Maybe you’ve heard that marijuana is similar (or identical) to something called hemp. If you’ve seen hemp necklaces or hemp shampoo on store shelves, or heard that Thomas Jefferson, the third president of the United States, grew hemp, you may have wondered: Wait a minute, you mean I can wash my hair with liquid marijuana? Our third president grew weed?
The answer is more complicated than you might think.
Here are some facts on hemp and its relation to marijuana:
What exactly is hemp?
“Hemp” is another name for the Cannabis sativa plant and its products. This same species of plant is also called marijuana.
Is hemp the same thing as marijuana?
Yes and no. Hemp and marijuana are both names for the Cannabis sativa plant, but people usually use these terms to talk about two different varieties of the plant.
Varieties grown to make hemp rope and other products you see on the shelves (including the varieties Jefferson and others grew during the 1700s) have a whole lot less of the chemical that makes marijuana users feel high. Those varieties are sometimes called “industrial hemp.”
What is industrial hemp used for?
The stalks of industrial hemp—remember, that’s the kind with low levels of THC—can be made into rope, paper, wax, and cloth for furniture or clothes. Sterilized hemp seeds can be made into oil for shampoo, soap, or body lotion. The seeds can also be mixed in with food for animals.
Is hemp illegal?
Cannabis sativa is usually illegal under U.S. federal law, but there are exceptions to that rule for products made from hemp that do not contain THC, like paper and shampoo. The U.S. imports some industrial hemp products, and some states also allow farmers to grow industrial hemp.
What’s the short answer?
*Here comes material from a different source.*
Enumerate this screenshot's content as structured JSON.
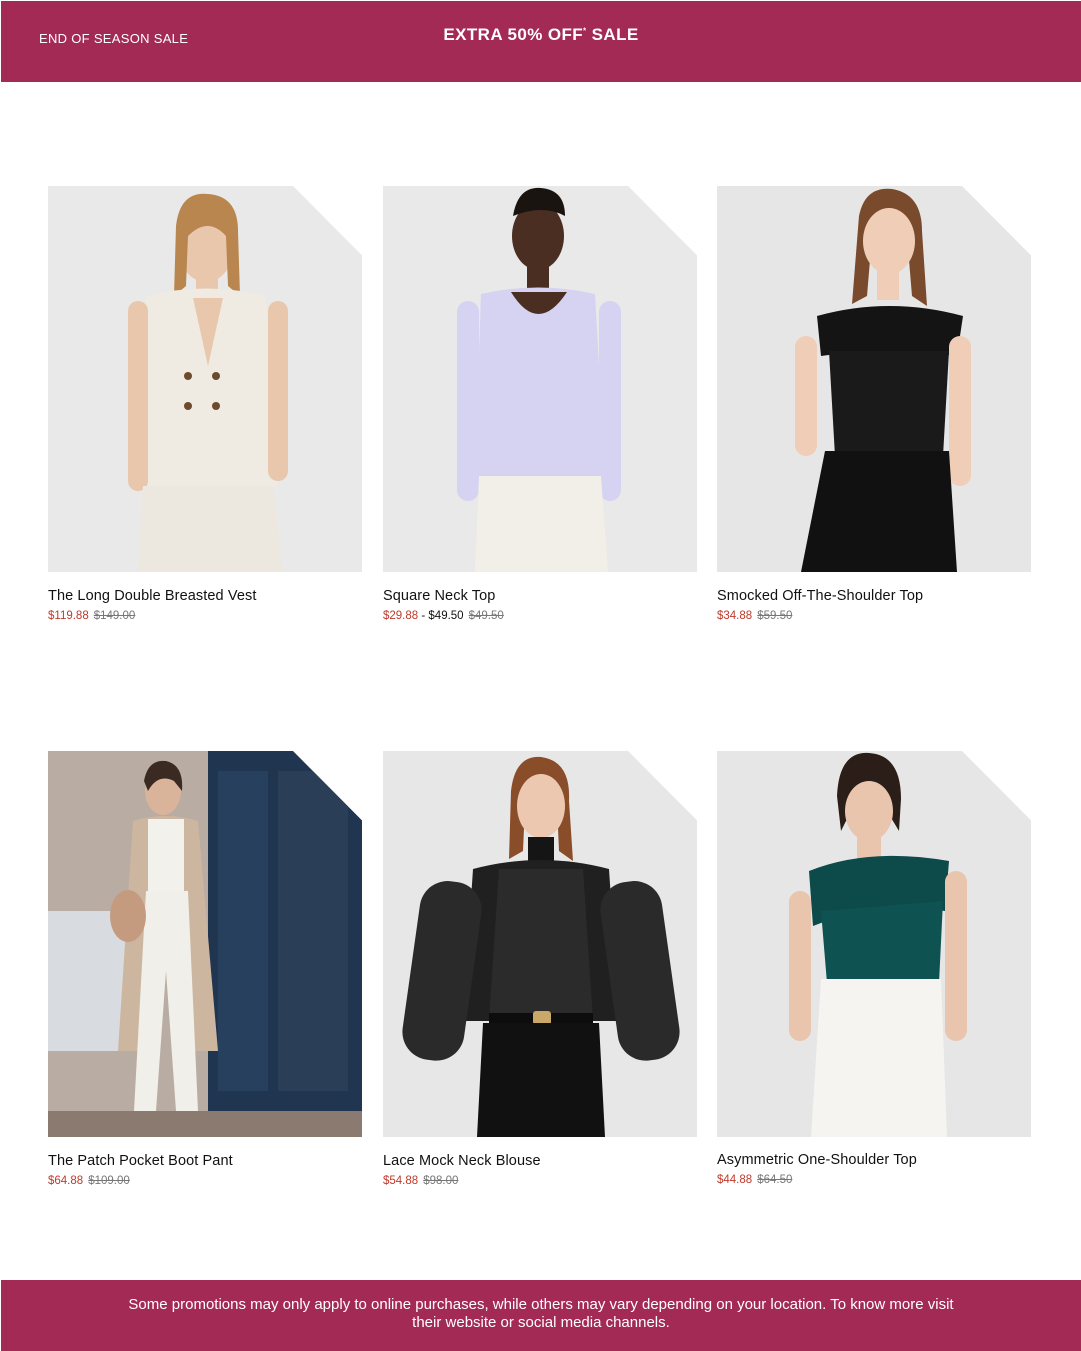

Hemp rope and joints of marijuana come from different varieties of the same plant. The hemp that’s made into rope or jewelry won’t make a person high.